Saturday, 12 December 2009

Orcs and football and racism, oh my.

Terry Pratchett in the Guardian on orcs and football hooliganism:

Ever since I first read Tolkien at the age of 13, I was worried about the orcs. They were totally and irrevocably bad. It was a flat given. No possibility of redemption for an orc, no chance of getting a job somewhere involving fluffy animals or flowers.

This is no reflection on Tolkien. We are all prisoners in the aspic of our time. But now, I think, people have learned not to think that any race or culture is naturally or irredeemably bad. We have seen the world from space and it isn't flat.

I have waited decades to write about Nutt; I can remember the excesses of football hooliganism that began in the 1960s and have only recently been cleaned up. It was a world of scaffolding-pole clubs and Stanley knives slashing railway seats and faces. The orcs, with a scarf or two, would have fitted right in in those days.
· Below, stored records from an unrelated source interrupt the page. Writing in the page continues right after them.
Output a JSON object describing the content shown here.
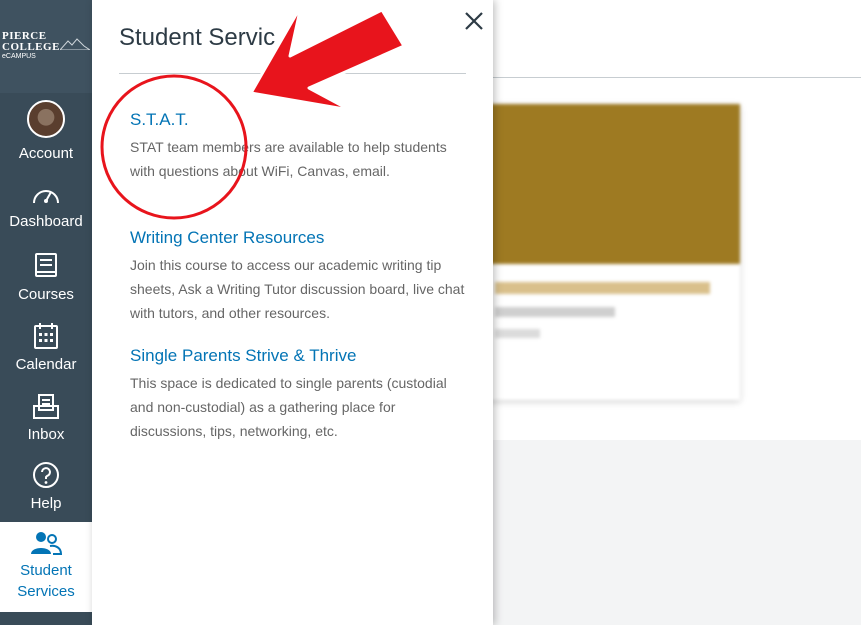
{
  "logo": {
    "line1": "PIERCE",
    "line2": "COLLEGE",
    "line3": "eCAMPUS"
  },
  "nav": [
    {
      "label": "Account",
      "icon": "avatar"
    },
    {
      "label": "Dashboard",
      "icon": "dashboard-icon"
    },
    {
      "label": "Courses",
      "icon": "courses-icon"
    },
    {
      "label": "Calendar",
      "icon": "calendar-icon"
    },
    {
      "label": "Inbox",
      "icon": "inbox-icon"
    },
    {
      "label": "Help",
      "icon": "help-icon"
    },
    {
      "label_line1": "Student",
      "label_line2": "Services",
      "icon": "people-icon",
      "active": true
    }
  ],
  "tray": {
    "title": "Student Servic",
    "close_label": "close",
    "services": [
      {
        "title": "S.T.A.T.",
        "description": "STAT team members are available to help students with questions about WiFi, Canvas, email."
      },
      {
        "title": "Writing Center Resources",
        "description": "Join this course to access our academic writing tip sheets, Ask a Writing Tutor discussion board, live chat with tutors, and other resources."
      },
      {
        "title": "Single Parents Strive & Thrive",
        "description": "This space is dedicated to single parents (custodial and non-custodial) as a gathering place for discussions, tips, networking, etc."
      }
    ]
  },
  "colors": {
    "nav_bg": "#394B58",
    "link": "#0374B5",
    "annotation": "#E8141C",
    "card_image": "#9E7A22"
  }
}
More recently, an inflatable banana is the worst thing that's brandished; it would appear that the leopard can change his shorts.


China Miéville on orcs and racism:

In the broader sense, I absolutely do think that the implicit politics of our narratives, whether we are consciously "meaning" them or not, matter, and that therefore we should be as thoughtful about them as possible. That doesn't mean we'll always succeed in political perspicacity—which doesn't mean the same thing as tiptoeing —but we should try. So for example: If you have a world in which Orcs are evil, and you depict them as evil, I don't know how that maps onto the question of "political correctness." However, the point is not that you're misrepresenting Orcs (if you invented this world, that's how Orcs are), but that you have replicated the logic of racism, which is that large groups of people are "defined" by an abstract supposedly essential element called "race," whatever else you were doing or intended. And that's not an innocent thing to do. Maybe you have a race of female vampires who destroy men's strength. They really do operate like that in your world. But I think you're kidding yourself if you think that that idea just appeared ex nihilo in your head and has nothing to do with the incredibly strong, and incredibly patriarchal, anxiety about the destructive power of women's sexuality in our very real world. These things are not reducible to our "intent"—we all inherit all kinds of bits and pieces of cultural bumf, plenty of them racist and sexist and homophobic, because that's how our world works, so how could you avoid it?


And Ros-who-is-amazing on football and racism. Slightly more harmful than an inflatable banana.

When this first started, the season before last, I had a racist moment myself. I looked at the banners and thought oh wow, well. One day Mario Balotelli is going to score the winning goal in a World Cup final, and it will shut everyone up and we will all look back to the abuse he was subjected to as a teenager in sad stupefaction. It was a stupid kneejerk fantasy that made me happy for about a minute. It was obviously rubbish. Mario's future success, and the future improvement of his character, and the thought that maybe somehow someday he is going to morph into the best, nicest, handsomest, most successful footballer ever created, will not stop racism against him. It will not retroactively correct tifosi's failures because he triumphed in spite of them. It will not be the final proof of his Italianness to those who sing that black people cannot be real Italians.

Because Mario's character is really not the point at all.

1 comment:

Ruth Moss said...

Brilliant - all three should be read together and you've put them all in the one place so everyone can! :)